The double jeopardy clause of the fifth amendment to the United States Constitution provides that no person shall "be subject for the same offense to be twice put in jeopardy of life or limb." U.S. Const., amend. V. Protections against double jeopardy are similarly guaranteed by the Illinois Constitution of 1970, which provides that "no person shall be *** twice put in jeopardy for the same offense." Ill. Const. 1970, art. I, § 10. In his motions to dismiss, defendant relied on both the federal and state constitutions. Neither the State nor defendant has argued, however, that a double jeopardy analysis under the state constitution should differ from such an analysis under the federal constitution. Therefore, we analyze the issue before us only under the double jeopardy clause of the fifth amendment to the federal constitution.
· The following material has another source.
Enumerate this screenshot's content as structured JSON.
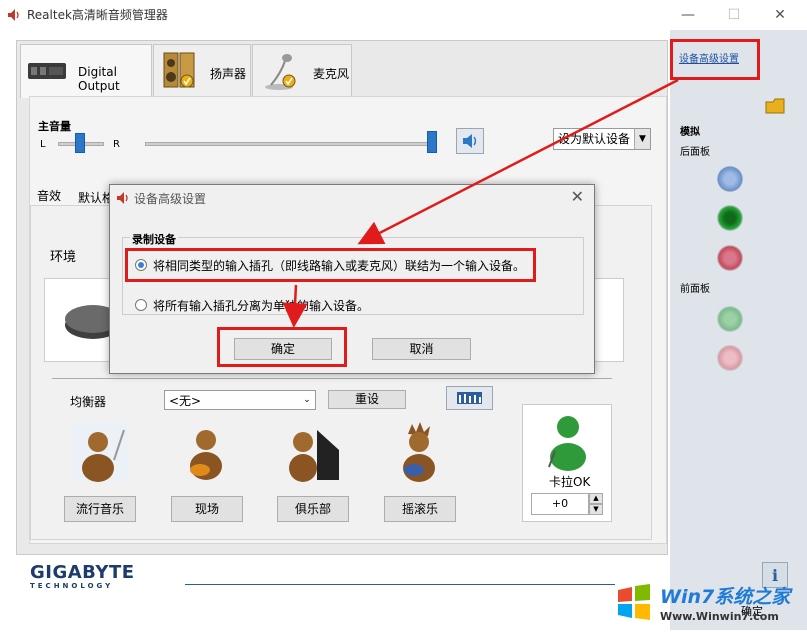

The United States Supreme Court has held that "the Double Jeopardy Clause protects against three distinct abuses: a second prosecution for the same offense after acquittal; a second prosecution for the same offense after conviction; and multiple punishments for the same offense." United States v. Halper, 490 U.S. 435, 440, 104 L. Ed. 2d 487, 496, 109 S. Ct. 1892, 1897 (1989). The present cases address the third of these protections, multiple punishments for the same offense.
The United States Supreme Court has long recognized that double jeopardy does not preclude the imposition of both a criminal and a civil sanction with respect to the same act, provided that the civil sanction does not constitute "punishment" for double jeopardy purposes. See Halper, 490 U.S. at 450, 104 L. Ed. 2d at 503, 109 S. Ct. at 1903; In re P.S., 169 Ill. 2d 260, 272-73, 661 N.E.2d 329, 335-36, 214 Ill. Dec. 475 (1996). Thus, to resolve the question presented in this appeal, we must determine whether the asset forfeitures in the present cases constitute punishment. The recent Supreme Court opinion in United States v. Ursery, 518 U.S. , 135 L. Ed. 2d 549, 64 U.S.L.W. 4565, 116 S. Ct. 2135 (1996), guides our analysis. In Ursery, the Court reaffirmed its traditional understanding that in rem civil forfeitures, as in the present cases, do not constitute "punishment" for the ...